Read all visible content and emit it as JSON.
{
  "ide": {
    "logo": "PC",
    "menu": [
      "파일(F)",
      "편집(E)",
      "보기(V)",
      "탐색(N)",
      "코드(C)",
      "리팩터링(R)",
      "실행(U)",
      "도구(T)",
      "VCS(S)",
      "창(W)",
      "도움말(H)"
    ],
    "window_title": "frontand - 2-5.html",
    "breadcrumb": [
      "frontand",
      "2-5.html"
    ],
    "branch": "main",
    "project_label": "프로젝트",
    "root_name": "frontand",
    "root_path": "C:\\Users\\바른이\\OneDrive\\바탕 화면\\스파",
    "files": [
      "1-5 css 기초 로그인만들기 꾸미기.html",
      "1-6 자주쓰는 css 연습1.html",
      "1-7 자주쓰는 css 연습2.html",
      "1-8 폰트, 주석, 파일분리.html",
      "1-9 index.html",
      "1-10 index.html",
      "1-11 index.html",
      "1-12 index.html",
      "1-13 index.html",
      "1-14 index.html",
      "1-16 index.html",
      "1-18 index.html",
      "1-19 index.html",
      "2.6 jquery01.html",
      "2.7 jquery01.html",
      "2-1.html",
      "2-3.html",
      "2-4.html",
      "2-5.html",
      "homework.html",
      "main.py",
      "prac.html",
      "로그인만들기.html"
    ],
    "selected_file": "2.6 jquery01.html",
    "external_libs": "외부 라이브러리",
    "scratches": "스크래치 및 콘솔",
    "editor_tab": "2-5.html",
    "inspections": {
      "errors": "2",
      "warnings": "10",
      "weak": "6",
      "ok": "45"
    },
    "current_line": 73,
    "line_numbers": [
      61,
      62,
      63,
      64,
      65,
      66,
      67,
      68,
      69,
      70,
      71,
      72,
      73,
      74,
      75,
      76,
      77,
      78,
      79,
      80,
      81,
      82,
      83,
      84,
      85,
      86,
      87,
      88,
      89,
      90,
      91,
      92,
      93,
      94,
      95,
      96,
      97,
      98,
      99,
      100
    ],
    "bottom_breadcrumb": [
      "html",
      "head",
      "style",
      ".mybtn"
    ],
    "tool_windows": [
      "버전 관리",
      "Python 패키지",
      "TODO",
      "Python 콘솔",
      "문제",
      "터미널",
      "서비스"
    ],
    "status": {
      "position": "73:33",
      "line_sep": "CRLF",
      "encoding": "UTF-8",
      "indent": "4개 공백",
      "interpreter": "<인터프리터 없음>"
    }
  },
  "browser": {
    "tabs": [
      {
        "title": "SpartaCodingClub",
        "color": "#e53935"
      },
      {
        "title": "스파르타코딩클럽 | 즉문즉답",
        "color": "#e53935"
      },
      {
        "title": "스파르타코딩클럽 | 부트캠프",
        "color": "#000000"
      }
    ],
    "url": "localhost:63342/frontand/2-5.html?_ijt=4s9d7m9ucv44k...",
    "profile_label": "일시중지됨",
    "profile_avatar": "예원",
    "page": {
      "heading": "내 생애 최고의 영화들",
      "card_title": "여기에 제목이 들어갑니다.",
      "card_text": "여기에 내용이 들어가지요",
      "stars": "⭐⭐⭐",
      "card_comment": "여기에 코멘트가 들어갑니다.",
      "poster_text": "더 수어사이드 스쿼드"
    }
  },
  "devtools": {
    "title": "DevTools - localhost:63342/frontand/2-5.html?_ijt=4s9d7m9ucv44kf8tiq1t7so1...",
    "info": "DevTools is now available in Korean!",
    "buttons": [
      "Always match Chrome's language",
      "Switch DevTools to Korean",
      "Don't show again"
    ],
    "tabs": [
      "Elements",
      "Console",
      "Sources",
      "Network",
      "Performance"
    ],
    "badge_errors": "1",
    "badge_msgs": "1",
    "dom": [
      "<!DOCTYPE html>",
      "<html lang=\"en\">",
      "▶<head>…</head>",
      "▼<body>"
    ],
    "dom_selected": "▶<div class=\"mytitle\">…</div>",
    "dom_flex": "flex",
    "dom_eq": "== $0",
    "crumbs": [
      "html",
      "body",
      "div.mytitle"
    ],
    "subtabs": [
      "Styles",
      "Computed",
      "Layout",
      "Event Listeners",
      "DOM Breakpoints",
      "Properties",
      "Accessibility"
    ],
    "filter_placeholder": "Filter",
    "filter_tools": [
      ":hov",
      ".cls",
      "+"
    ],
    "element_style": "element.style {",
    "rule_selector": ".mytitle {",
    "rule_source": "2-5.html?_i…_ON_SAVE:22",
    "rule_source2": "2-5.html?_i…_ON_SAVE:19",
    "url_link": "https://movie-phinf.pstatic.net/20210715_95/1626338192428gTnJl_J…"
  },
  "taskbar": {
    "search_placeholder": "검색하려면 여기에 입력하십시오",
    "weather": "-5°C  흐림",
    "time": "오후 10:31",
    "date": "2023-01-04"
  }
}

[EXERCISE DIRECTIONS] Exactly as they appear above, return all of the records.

[WRITTEN RESPONSE]
Read all visible content and emit it as JSON.
{
  "ide": {
    "logo": "PC",
    "menu": [
      "파일(F)",
      "편집(E)",
      "보기(V)",
      "탐색(N)",
      "코드(C)",
      "리팩터링(R)",
      "실행(U)",
      "도구(T)",
      "VCS(S)",
      "창(W)",
      "도움말(H)"
    ],
    "window_title": "frontand - 2-5.html",
    "breadcrumb": [
      "frontand",
      "2-5.html"
    ],
    "branch": "main",
    "project_label": "프로젝트",
    "root_name": "frontand",
    "root_path": "C:\\Users\\바른이\\OneDrive\\바탕 화면\\스파",
    "files": [
      "1-5 css 기초 로그인만들기 꾸미기.html",
      "1-6 자주쓰는 css 연습1.html",
      "1-7 자주쓰는 css 연습2.html",
      "1-8 폰트, 주석, 파일분리.html",
      "1-9 index.html",
      "1-10 index.html",
      "1-11 index.html",
      "1-12 index.html",
      "1-13 index.html",
      "1-14 index.html",
      "1-16 index.html",
      "1-18 index.html",
      "1-19 index.html",
      "2.6 jquery01.html",
      "2.7 jquery01.html",
      "2-1.html",
      "2-3.html",
      "2-4.html",
      "2-5.html",
      "homework.html",
      "main.py",
      "prac.html",
      "로그인만들기.html"
    ],
    "selected_file": "2.6 jquery01.html",
    "external_libs": "외부 라이브러리",
    "scratches": "스크래치 및 콘솔",
    "editor_tab": "2-5.html",
    "inspections": {
      "errors": "2",
      "warnings": "10",
      "weak": "6",
      "ok": "45"
    },
    "current_line": 73,
    "line_numbers": [
      61,
      62,
      63,
      64,
      65,
      66,
      67,
      68,
      69,
      70,
      71,
      72,
      73,
      74,
      75,
      76,
      77,
      78,
      79,
      80,
      81,
      82,
      83,
      84,
      85,
      86,
      87,
      88,
      89,
      90,
      91,
      92,
      93,
      94,
      95,
      96,
      97,
      98,
      99,
      100
    ],
    "bottom_breadcrumb": [
      "html",
      "head",
      "style",
      ".mybtn"
    ],
    "tool_windows": [
      "버전 관리",
      "Python 패키지",
      "TODO",
      "Python 콘솔",
      "문제",
      "터미널",
      "서비스"
    ],
    "status": {
      "position": "73:33",
      "line_sep": "CRLF",
      "encoding": "UTF-8",
      "indent": "4개 공백",
      "interpreter": "<인터프리터 없음>"
    }
  },
  "browser": {
    "tabs": [
      {
        "title": "SpartaCodingClub",
        "color": "#e53935"
      },
      {
        "title": "스파르타코딩클럽 | 즉문즉답",
        "color": "#e53935"
      },
      {
        "title": "스파르타코딩클럽 | 부트캠프",
        "color": "#000000"
      }
    ],
    "url": "localhost:63342/frontand/2-5.html?_ijt=4s9d7m9ucv44k...",
    "profile_label": "일시중지됨",
    "profile_avatar": "예원",
    "page": {
      "heading": "내 생애 최고의 영화들",
      "card_title": "여기에 제목이 들어갑니다.",
      "card_text": "여기에 내용이 들어가지요",
      "stars": "⭐⭐⭐",
      "card_comment": "여기에 코멘트가 들어갑니다.",
      "poster_text": "더 수어사이드 스쿼드"
    }
  },
  "devtools": {
    "title": "DevTools - localhost:63342/frontand/2-5.html?_ijt=4s9d7m9ucv44kf8tiq1t7so1...",
    "info": "DevTools is now available in Korean!",
    "buttons": [
      "Always match Chrome's language",
      "Switch DevTools to Korean",
      "Don't show again"
    ],
    "tabs": [
      "Elements",
      "Console",
      "Sources",
      "Network",
      "Performance"
    ],
    "badge_errors": "1",
    "badge_msgs": "1",
    "dom": [
      "<!DOCTYPE html>",
      "<html lang=\"en\">",
      "▶<head>…</head>",
      "▼<body>"
    ],
    "dom_selected": "▶<div class=\"mytitle\">…</div>",
    "dom_flex": "flex",
    "dom_eq": "== $0",
    "crumbs": [
      "html",
      "body",
      "div.mytitle"
    ],
    "subtabs": [
      "Styles",
      "Computed",
      "Layout",
      "Event Listeners",
      "DOM Breakpoints",
      "Properties",
      "Accessibility"
    ],
    "filter_placeholder": "Filter",
    "filter_tools": [
      ":hov",
      ".cls",
      "+"
    ],
    "element_style": "element.style {",
    "rule_selector": ".mytitle {",
    "rule_source": "2-5.html?_i…_ON_SAVE:22",
    "rule_source2": "2-5.html?_i…_ON_SAVE:19",
    "url_link": "https://movie-phinf.pstatic.net/20210715_95/1626338192428gTnJl_J…"
  },
  "taskbar": {
    "search_placeholder": "검색하려면 여기에 입력하십시오",
    "weather": "-5°C  흐림",
    "time": "오후 10:31",
    "date": "2023-01-04"
  }
}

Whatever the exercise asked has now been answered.